(Items from an interface collection)
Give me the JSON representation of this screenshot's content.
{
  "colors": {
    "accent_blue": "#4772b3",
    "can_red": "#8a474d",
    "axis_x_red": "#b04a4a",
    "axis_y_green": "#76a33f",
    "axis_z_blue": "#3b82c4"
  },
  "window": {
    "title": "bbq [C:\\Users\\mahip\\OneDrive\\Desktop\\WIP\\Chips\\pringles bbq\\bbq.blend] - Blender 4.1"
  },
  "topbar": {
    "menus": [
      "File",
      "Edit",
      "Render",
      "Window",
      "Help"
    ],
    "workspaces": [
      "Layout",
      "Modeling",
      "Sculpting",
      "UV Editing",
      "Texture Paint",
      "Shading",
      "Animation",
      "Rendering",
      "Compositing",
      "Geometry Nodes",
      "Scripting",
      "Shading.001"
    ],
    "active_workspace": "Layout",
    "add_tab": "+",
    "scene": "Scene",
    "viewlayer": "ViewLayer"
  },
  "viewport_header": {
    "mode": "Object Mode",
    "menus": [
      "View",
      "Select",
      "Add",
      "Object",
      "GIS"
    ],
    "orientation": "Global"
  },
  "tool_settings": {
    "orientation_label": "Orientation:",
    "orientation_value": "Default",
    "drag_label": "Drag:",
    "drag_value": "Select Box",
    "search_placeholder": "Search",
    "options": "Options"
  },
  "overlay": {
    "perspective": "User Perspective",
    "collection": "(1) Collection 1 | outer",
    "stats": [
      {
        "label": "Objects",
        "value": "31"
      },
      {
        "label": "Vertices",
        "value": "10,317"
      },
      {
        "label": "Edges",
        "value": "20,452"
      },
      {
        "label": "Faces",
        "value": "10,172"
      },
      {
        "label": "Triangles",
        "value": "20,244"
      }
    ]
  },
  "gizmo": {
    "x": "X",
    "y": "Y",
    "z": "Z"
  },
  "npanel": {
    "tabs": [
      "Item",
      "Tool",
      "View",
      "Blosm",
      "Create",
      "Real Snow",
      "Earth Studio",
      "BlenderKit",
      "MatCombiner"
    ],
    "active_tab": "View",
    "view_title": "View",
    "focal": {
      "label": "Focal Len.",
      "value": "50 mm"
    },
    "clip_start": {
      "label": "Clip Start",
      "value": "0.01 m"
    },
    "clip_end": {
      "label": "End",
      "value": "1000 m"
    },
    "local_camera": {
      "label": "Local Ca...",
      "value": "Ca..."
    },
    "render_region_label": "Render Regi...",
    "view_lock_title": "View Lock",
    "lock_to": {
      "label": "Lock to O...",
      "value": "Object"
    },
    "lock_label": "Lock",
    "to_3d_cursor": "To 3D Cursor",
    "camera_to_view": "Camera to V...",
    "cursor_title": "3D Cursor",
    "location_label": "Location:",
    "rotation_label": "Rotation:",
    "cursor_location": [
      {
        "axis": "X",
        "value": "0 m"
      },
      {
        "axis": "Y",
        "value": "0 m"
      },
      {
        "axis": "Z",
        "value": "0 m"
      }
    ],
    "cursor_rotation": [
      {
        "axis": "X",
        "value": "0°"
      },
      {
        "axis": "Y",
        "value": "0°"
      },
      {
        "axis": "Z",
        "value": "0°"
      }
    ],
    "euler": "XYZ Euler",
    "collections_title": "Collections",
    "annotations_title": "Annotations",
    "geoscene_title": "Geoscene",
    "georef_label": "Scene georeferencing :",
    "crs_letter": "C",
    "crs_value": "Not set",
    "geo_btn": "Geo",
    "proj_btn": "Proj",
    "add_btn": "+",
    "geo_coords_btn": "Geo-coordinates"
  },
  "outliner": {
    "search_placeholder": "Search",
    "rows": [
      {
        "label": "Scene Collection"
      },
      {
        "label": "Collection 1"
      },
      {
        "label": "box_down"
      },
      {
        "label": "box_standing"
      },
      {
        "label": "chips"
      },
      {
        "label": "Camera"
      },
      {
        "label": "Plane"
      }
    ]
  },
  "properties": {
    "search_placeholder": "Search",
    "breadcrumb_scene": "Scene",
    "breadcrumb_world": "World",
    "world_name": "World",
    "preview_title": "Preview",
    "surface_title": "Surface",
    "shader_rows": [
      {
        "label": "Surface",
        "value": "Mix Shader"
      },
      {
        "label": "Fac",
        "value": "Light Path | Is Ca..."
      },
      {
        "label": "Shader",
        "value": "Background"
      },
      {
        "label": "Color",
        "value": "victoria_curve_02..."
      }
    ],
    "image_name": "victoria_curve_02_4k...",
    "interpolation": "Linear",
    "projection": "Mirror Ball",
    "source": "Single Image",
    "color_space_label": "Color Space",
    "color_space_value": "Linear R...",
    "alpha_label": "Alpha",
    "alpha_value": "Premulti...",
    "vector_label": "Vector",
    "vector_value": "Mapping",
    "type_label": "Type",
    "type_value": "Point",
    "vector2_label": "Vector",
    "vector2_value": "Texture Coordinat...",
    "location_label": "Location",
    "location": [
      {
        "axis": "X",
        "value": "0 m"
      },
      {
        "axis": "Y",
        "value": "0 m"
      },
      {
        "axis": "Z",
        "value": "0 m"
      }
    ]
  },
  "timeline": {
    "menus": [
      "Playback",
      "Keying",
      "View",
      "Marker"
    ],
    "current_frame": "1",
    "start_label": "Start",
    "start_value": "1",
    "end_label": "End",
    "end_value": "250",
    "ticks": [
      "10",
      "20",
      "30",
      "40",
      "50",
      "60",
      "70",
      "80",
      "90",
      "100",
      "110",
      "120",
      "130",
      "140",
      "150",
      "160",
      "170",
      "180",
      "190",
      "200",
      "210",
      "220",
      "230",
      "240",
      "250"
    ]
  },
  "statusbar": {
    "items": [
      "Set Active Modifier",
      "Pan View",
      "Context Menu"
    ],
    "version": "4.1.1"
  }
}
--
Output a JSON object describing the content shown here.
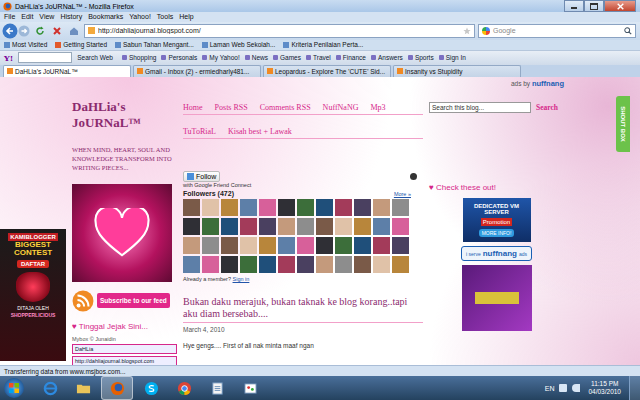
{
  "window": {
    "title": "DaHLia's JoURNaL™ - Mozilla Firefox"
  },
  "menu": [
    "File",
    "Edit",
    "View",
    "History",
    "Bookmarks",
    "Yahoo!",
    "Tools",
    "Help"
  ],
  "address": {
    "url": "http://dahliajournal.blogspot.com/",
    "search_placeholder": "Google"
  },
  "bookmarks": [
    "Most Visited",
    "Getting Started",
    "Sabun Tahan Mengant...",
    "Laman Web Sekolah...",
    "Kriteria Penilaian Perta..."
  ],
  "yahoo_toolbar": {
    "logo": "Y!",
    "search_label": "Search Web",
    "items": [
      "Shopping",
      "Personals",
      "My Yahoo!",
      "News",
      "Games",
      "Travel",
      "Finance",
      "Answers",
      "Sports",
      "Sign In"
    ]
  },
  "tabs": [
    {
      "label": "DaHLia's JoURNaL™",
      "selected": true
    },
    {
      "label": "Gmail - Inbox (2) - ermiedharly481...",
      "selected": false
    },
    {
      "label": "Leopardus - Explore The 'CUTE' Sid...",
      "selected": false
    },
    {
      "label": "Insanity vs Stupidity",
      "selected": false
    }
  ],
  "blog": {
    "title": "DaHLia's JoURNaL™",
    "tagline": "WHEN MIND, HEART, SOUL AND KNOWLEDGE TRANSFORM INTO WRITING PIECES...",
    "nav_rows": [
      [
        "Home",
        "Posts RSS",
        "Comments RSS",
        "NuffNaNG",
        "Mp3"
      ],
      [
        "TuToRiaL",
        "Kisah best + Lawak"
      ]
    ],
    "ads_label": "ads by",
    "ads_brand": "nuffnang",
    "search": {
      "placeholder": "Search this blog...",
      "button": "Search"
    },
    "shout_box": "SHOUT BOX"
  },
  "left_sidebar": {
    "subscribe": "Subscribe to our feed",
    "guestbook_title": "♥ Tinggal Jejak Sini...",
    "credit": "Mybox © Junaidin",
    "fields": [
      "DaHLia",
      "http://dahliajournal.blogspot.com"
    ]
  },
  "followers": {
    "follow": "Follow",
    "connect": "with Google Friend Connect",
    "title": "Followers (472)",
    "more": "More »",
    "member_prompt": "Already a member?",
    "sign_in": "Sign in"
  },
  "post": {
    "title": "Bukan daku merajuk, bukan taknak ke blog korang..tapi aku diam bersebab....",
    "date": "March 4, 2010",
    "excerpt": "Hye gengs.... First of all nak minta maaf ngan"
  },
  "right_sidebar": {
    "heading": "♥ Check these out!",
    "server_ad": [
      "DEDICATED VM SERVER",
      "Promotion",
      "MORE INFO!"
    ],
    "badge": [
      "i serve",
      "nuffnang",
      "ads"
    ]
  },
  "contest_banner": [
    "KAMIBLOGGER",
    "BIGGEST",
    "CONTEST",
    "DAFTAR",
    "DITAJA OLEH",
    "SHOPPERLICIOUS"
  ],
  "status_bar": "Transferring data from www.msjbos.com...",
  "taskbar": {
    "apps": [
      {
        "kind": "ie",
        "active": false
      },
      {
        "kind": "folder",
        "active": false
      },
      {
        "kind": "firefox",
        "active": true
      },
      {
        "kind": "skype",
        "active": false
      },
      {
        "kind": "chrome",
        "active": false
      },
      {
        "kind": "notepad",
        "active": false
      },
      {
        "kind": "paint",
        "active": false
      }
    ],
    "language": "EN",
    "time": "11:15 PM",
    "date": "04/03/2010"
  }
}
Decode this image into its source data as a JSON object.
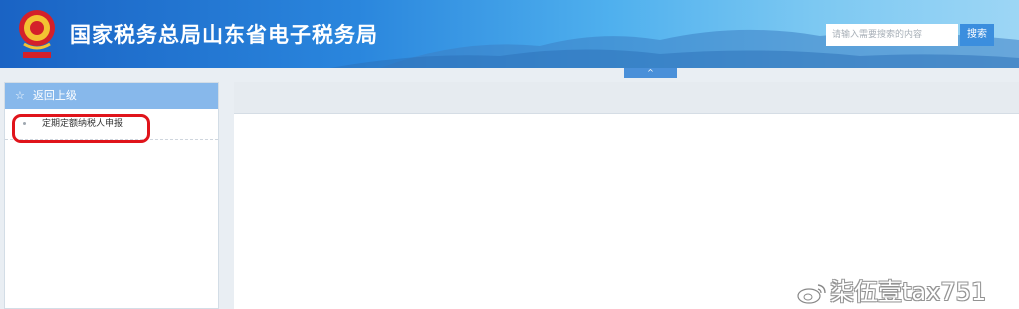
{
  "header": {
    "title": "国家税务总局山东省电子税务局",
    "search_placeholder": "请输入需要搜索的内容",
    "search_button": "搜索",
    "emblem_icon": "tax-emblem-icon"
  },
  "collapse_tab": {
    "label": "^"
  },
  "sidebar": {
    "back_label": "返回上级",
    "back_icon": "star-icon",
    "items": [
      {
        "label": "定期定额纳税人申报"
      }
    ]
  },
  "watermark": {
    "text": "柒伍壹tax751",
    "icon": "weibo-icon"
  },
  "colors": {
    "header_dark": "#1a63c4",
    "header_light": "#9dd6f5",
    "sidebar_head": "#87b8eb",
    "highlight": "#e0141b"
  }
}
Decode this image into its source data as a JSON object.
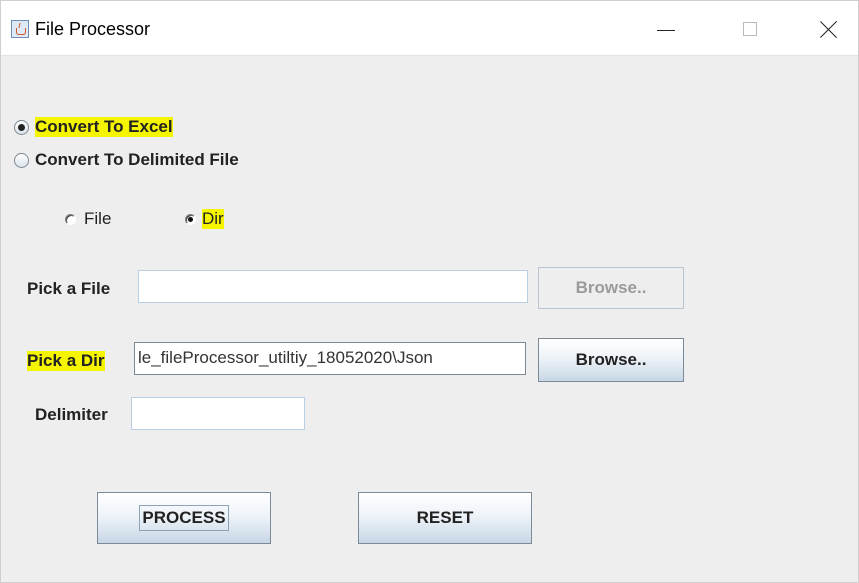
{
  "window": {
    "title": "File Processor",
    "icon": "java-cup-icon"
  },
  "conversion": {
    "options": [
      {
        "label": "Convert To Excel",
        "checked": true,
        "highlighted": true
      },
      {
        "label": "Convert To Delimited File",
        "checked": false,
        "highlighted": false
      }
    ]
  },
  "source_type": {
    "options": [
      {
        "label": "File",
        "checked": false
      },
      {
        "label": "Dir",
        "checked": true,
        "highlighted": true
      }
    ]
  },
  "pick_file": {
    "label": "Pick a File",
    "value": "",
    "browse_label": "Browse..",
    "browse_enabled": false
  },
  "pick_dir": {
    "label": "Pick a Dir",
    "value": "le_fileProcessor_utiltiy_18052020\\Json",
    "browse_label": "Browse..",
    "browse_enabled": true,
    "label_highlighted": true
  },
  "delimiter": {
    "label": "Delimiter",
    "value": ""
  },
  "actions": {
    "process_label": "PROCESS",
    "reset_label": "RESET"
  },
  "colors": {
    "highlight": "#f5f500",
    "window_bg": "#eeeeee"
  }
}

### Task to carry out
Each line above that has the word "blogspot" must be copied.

### Result for this task
    "url": "http://dahliajournal.blogspot.com/",
      "http://dahliajournal.blogspot.com"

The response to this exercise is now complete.